— Exercise —
Return the entries in their entirety, precisely as given.
──────── Data supplied ────────
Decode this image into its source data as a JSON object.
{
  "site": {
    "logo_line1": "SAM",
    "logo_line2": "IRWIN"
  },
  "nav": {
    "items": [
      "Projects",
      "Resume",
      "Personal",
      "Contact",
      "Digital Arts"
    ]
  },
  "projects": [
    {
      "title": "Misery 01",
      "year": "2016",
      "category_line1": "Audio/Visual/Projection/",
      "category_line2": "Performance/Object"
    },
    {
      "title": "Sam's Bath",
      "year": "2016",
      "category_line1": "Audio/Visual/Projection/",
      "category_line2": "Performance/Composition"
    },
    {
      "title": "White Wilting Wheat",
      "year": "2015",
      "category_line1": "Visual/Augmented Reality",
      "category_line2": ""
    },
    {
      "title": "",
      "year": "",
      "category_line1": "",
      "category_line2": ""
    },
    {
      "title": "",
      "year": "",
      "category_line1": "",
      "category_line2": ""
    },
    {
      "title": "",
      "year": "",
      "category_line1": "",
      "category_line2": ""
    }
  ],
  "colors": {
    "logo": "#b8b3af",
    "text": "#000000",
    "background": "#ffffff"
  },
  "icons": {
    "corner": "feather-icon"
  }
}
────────
— Solution —
Decode this image into its source data as a JSON object.
{
  "site": {
    "logo_line1": "SAM",
    "logo_line2": "IRWIN"
  },
  "nav": {
    "items": [
      "Projects",
      "Resume",
      "Personal",
      "Contact",
      "Digital Arts"
    ]
  },
  "projects": [
    {
      "title": "Misery 01",
      "year": "2016",
      "category_line1": "Audio/Visual/Projection/",
      "category_line2": "Performance/Object"
    },
    {
      "title": "Sam's Bath",
      "year": "2016",
      "category_line1": "Audio/Visual/Projection/",
      "category_line2": "Performance/Composition"
    },
    {
      "title": "White Wilting Wheat",
      "year": "2015",
      "category_line1": "Visual/Augmented Reality",
      "category_line2": ""
    },
    {
      "title": "",
      "year": "",
      "category_line1": "",
      "category_line2": ""
    },
    {
      "title": "",
      "year": "",
      "category_line1": "",
      "category_line2": ""
    },
    {
      "title": "",
      "year": "",
      "category_line1": "",
      "category_line2": ""
    }
  ],
  "colors": {
    "logo": "#b8b3af",
    "text": "#000000",
    "background": "#ffffff"
  },
  "icons": {
    "corner": "feather-icon"
  }
}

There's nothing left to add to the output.